BEST DIRECTOR: It isn’t often that Best Picture and Best Director Awards are split, but I believe that will happen this year. Alfonso Cuaron deserves the statue for Gravity. The film was mesmerizing and left me asking myself ‘how’d they do that?’ This film will take home quite a few more Oscars. I predict Oscars for Gravity for Best Film Editing, Cinematography, Sound Editing, Sound Mixing and Visual Effects.
BEST ACTOR: Chiwetel Ejiofor could possibly win for 12 Years a Slave, but I believe it will and should go to Matthew McConaughey. First of all, Hollywood often rewards actors/actresses who go to great physical extremes for their character, and McConaughey lost about 45 pounds for this role. As someone who is presently working on losing a few pounds, I admire his tenacity. He was also quite riveting and believable in the role.

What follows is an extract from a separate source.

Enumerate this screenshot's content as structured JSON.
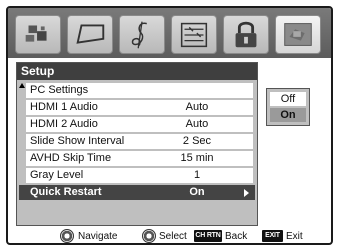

BEST ACTRESS: This one is tough. Meryl Streep was awesome in August: Osage County, but she’s already won 3 Academy Awards and most people think she’s won even more than that as she’s been nominated 18 times. There has been a lot of talk about Amy Adams, and while she was good, I don’t believe she will win. When I saw Sandra Bullock in Gravity I knew she would be nominated. It has to be difficult to act in a film basically alone and against a green screen much of the time. However, the actress whose has been raking in all the awards (very deservedly) is Cate Blanchett for her role in Blue Jasmine and I believe she will take home the Oscar as well.
BEST SUPPORTING ACTOR: This one feels like a slam dunk. It will be Jared Leto from Dallas Buyer’s Club….no contest. All of the other actors were great. Barkhad Abdi in Captain Phillips, Michael Fessbender in 12 Years a Slave, Bradley Cooper in American Hustle and Jonah Hill of The Wolf of Wall Street are all great actors, they just picked the wrong year to compete.
BEST SUPPORTING ACTRESS: I know there is a lot of buzz about Jennifer Lawrence in American Hustle and she just won last year, so there is some momentum for her to win two years in a row. There is also some sentiment for June Squibb to finally win an Oscar for her role in Nebraska. However, I believe the statue will go to Lupita Nyong’o for 12 Years a Slave. She has certainly won the hearts of the world with her heart-wrenching performance and I, for one, can’t wait to see what she wears on the Red Carpet.
I did not see any of the films nominated for BEST ANIMATED FEATURE, although I intend to see Frozen soon and the word among critics seems to be predicting it to win.
The Academy Awards is only a few days away and I’m looking forward to Ellen DeGeneres as host once again. My husband and I will each fill out our ballots and sit down in our living room on Sunday night to enjoy the show. I almost hope some of my predictions don’t come true as it seems like the Awards show has become way too predictable. I miss the days when strange and unpredictable things happened….like someone streaking out across the stage. Also, is it too much to ask for some interesting acceptance speeches…. forget the long list of people to thank and please tell us something unique and memorable!
It won’t matter to me how late the show runs as I’ll be retired. Unfortunately my husband will have to get up early to walk the dog and go to work….ah well. Life is Sweet. See you at the movies!